[Recorded data]
______

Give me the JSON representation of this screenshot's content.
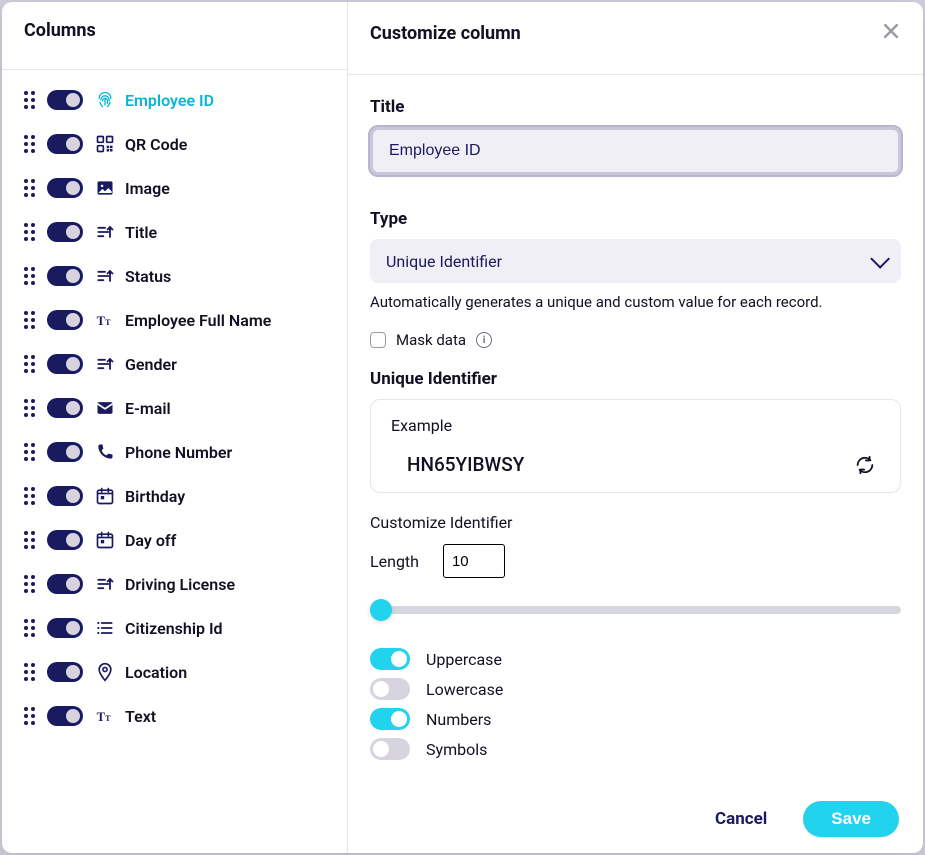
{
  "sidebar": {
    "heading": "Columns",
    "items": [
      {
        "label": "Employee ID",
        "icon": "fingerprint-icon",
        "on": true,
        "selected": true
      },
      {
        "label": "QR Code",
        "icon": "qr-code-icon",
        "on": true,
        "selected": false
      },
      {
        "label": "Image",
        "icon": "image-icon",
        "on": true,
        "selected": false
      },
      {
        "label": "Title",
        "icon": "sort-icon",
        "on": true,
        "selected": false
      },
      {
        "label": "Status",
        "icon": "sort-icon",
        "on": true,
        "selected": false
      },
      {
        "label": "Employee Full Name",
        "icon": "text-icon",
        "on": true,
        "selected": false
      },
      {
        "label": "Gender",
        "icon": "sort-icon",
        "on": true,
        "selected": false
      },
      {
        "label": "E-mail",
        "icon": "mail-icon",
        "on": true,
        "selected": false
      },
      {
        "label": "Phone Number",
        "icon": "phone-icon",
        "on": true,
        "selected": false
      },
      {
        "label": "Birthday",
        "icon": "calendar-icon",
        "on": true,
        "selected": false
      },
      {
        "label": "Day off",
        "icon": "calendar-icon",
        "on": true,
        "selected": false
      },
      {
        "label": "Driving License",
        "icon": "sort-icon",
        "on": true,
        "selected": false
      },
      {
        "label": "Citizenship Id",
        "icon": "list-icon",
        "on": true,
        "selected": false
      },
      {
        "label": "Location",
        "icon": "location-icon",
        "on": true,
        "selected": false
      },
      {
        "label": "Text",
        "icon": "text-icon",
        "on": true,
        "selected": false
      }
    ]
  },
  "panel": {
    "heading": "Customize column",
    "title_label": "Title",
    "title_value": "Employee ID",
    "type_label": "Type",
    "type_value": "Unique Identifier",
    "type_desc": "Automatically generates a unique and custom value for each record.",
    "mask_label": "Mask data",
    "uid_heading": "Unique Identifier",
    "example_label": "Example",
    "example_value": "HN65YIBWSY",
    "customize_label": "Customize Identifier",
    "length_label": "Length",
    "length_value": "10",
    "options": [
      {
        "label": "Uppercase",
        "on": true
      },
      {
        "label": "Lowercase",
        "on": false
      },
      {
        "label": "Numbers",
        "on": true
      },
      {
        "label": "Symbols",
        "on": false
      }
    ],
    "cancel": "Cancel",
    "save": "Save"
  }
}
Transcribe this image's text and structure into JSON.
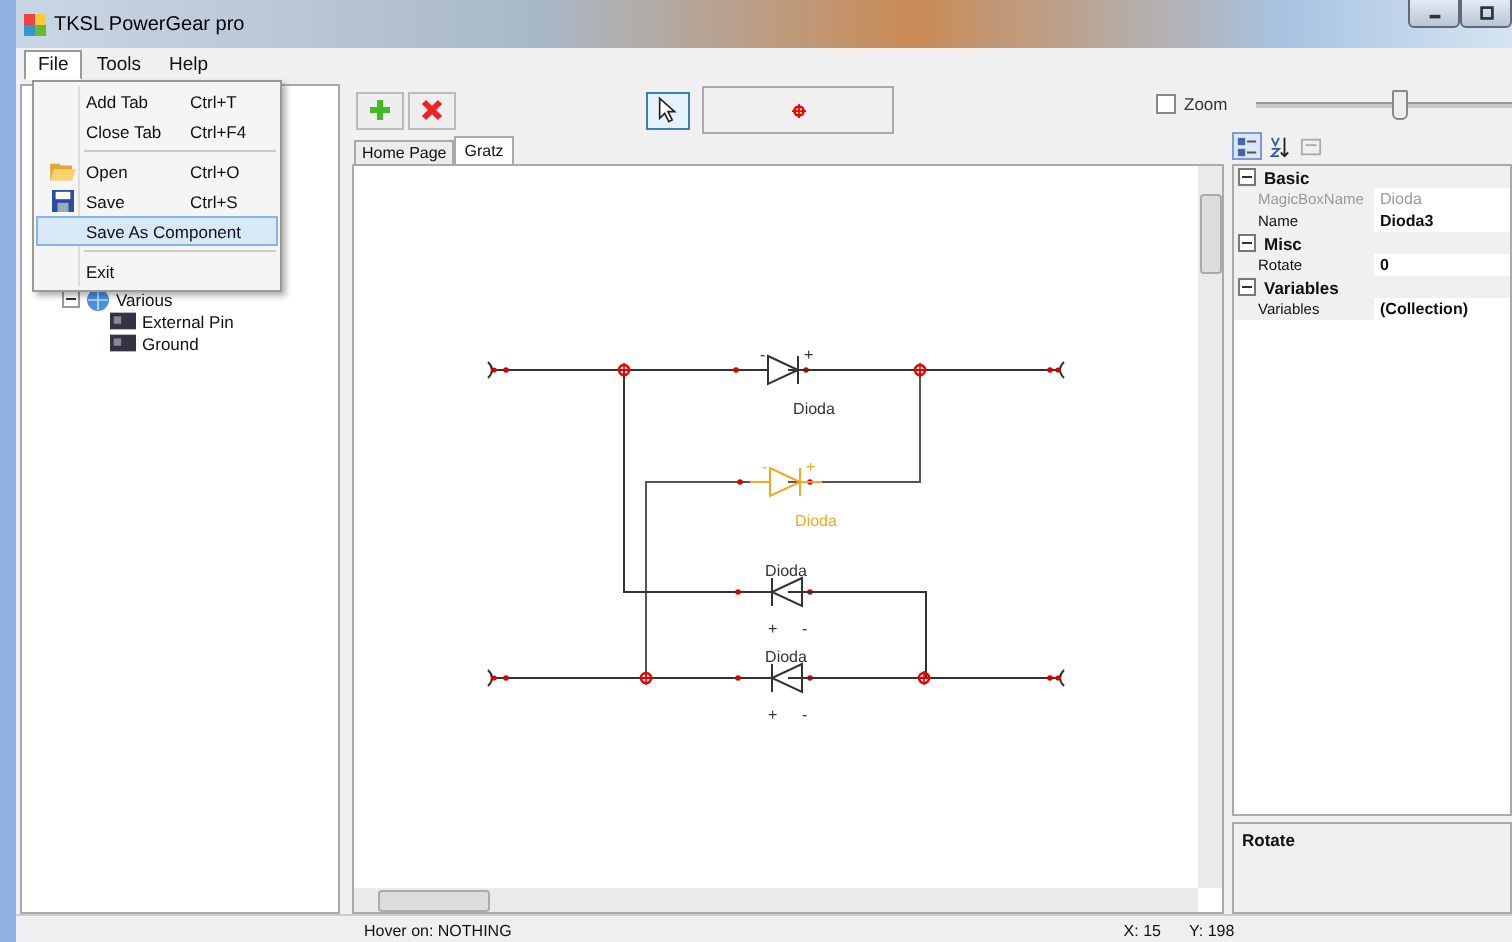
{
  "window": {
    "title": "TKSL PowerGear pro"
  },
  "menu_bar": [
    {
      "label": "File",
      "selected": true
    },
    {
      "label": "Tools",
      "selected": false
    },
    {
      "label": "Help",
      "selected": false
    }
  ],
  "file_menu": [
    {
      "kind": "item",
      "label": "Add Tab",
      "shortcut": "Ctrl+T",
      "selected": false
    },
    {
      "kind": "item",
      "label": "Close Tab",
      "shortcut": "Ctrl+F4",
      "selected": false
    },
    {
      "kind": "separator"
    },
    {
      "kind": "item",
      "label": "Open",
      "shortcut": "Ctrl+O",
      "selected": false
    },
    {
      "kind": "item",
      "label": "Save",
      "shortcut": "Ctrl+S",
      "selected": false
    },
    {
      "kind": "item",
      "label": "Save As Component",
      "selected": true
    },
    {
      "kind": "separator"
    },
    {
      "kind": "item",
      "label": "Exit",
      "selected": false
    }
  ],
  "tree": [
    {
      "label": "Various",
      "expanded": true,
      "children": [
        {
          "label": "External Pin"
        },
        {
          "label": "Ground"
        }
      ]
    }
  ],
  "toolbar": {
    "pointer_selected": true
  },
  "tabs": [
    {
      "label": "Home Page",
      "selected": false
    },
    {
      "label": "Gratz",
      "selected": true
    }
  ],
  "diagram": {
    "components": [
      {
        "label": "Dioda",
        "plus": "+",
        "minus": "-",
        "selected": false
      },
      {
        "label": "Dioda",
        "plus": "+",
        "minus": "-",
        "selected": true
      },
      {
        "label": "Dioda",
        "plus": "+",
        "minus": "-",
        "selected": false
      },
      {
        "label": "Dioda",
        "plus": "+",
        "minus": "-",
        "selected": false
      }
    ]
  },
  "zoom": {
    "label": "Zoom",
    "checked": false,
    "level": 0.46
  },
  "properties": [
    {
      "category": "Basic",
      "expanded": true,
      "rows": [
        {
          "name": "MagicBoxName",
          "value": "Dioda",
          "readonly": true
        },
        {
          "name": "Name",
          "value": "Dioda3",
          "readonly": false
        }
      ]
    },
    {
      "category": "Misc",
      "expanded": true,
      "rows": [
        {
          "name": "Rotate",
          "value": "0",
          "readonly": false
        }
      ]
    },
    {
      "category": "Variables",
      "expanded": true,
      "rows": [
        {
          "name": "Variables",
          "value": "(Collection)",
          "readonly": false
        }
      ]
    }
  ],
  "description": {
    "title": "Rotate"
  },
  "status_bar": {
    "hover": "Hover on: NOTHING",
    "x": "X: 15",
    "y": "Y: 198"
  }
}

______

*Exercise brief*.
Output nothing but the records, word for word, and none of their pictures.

*Answer*.
Give me the JSON representation of this screenshot's content.
{
  "sidebar": {
    "heading": "Columns",
    "items": [
      {
        "label": "Employee ID",
        "icon": "fingerprint-icon",
        "on": true,
        "selected": true
      },
      {
        "label": "QR Code",
        "icon": "qr-code-icon",
        "on": true,
        "selected": false
      },
      {
        "label": "Image",
        "icon": "image-icon",
        "on": true,
        "selected": false
      },
      {
        "label": "Title",
        "icon": "sort-icon",
        "on": true,
        "selected": false
      },
      {
        "label": "Status",
        "icon": "sort-icon",
        "on": true,
        "selected": false
      },
      {
        "label": "Employee Full Name",
        "icon": "text-icon",
        "on": true,
        "selected": false
      },
      {
        "label": "Gender",
        "icon": "sort-icon",
        "on": true,
        "selected": false
      },
      {
        "label": "E-mail",
        "icon": "mail-icon",
        "on": true,
        "selected": false
      },
      {
        "label": "Phone Number",
        "icon": "phone-icon",
        "on": true,
        "selected": false
      },
      {
        "label": "Birthday",
        "icon": "calendar-icon",
        "on": true,
        "selected": false
      },
      {
        "label": "Day off",
        "icon": "calendar-icon",
        "on": true,
        "selected": false
      },
      {
        "label": "Driving License",
        "icon": "sort-icon",
        "on": true,
        "selected": false
      },
      {
        "label": "Citizenship Id",
        "icon": "list-icon",
        "on": true,
        "selected": false
      },
      {
        "label": "Location",
        "icon": "location-icon",
        "on": true,
        "selected": false
      },
      {
        "label": "Text",
        "icon": "text-icon",
        "on": true,
        "selected": false
      }
    ]
  },
  "panel": {
    "heading": "Customize column",
    "title_label": "Title",
    "title_value": "Employee ID",
    "type_label": "Type",
    "type_value": "Unique Identifier",
    "type_desc": "Automatically generates a unique and custom value for each record.",
    "mask_label": "Mask data",
    "uid_heading": "Unique Identifier",
    "example_label": "Example",
    "example_value": "HN65YIBWSY",
    "customize_label": "Customize Identifier",
    "length_label": "Length",
    "length_value": "10",
    "options": [
      {
        "label": "Uppercase",
        "on": true
      },
      {
        "label": "Lowercase",
        "on": false
      },
      {
        "label": "Numbers",
        "on": true
      },
      {
        "label": "Symbols",
        "on": false
      }
    ],
    "cancel": "Cancel",
    "save": "Save"
  }
}
Transcribe this image's text and structure into JSON.
{
  "window": {
    "title": "TKSL PowerGear pro"
  },
  "menu_bar": [
    {
      "label": "File",
      "selected": true
    },
    {
      "label": "Tools",
      "selected": false
    },
    {
      "label": "Help",
      "selected": false
    }
  ],
  "file_menu": [
    {
      "kind": "item",
      "label": "Add Tab",
      "shortcut": "Ctrl+T",
      "selected": false
    },
    {
      "kind": "item",
      "label": "Close Tab",
      "shortcut": "Ctrl+F4",
      "selected": false
    },
    {
      "kind": "separator"
    },
    {
      "kind": "item",
      "label": "Open",
      "shortcut": "Ctrl+O",
      "selected": false
    },
    {
      "kind": "item",
      "label": "Save",
      "shortcut": "Ctrl+S",
      "selected": false
    },
    {
      "kind": "item",
      "label": "Save As Component",
      "selected": true
    },
    {
      "kind": "separator"
    },
    {
      "kind": "item",
      "label": "Exit",
      "selected": false
    }
  ],
  "tree": [
    {
      "label": "Various",
      "expanded": true,
      "children": [
        {
          "label": "External Pin"
        },
        {
          "label": "Ground"
        }
      ]
    }
  ],
  "toolbar": {
    "pointer_selected": true
  },
  "tabs": [
    {
      "label": "Home Page",
      "selected": false
    },
    {
      "label": "Gratz",
      "selected": true
    }
  ],
  "diagram": {
    "components": [
      {
        "label": "Dioda",
        "plus": "+",
        "minus": "-",
        "selected": false
      },
      {
        "label": "Dioda",
        "plus": "+",
        "minus": "-",
        "selected": true
      },
      {
        "label": "Dioda",
        "plus": "+",
        "minus": "-",
        "selected": false
      },
      {
        "label": "Dioda",
        "plus": "+",
        "minus": "-",
        "selected": false
      }
    ]
  },
  "zoom": {
    "label": "Zoom",
    "checked": false,
    "level": 0.46
  },
  "properties": [
    {
      "category": "Basic",
      "expanded": true,
      "rows": [
        {
          "name": "MagicBoxName",
          "value": "Dioda",
          "readonly": true
        },
        {
          "name": "Name",
          "value": "Dioda3",
          "readonly": false
        }
      ]
    },
    {
      "category": "Misc",
      "expanded": true,
      "rows": [
        {
          "name": "Rotate",
          "value": "0",
          "readonly": false
        }
      ]
    },
    {
      "category": "Variables",
      "expanded": true,
      "rows": [
        {
          "name": "Variables",
          "value": "(Collection)",
          "readonly": false
        }
      ]
    }
  ],
  "description": {
    "title": "Rotate"
  },
  "status_bar": {
    "hover": "Hover on: NOTHING",
    "x": "X: 15",
    "y": "Y: 198"
  }
}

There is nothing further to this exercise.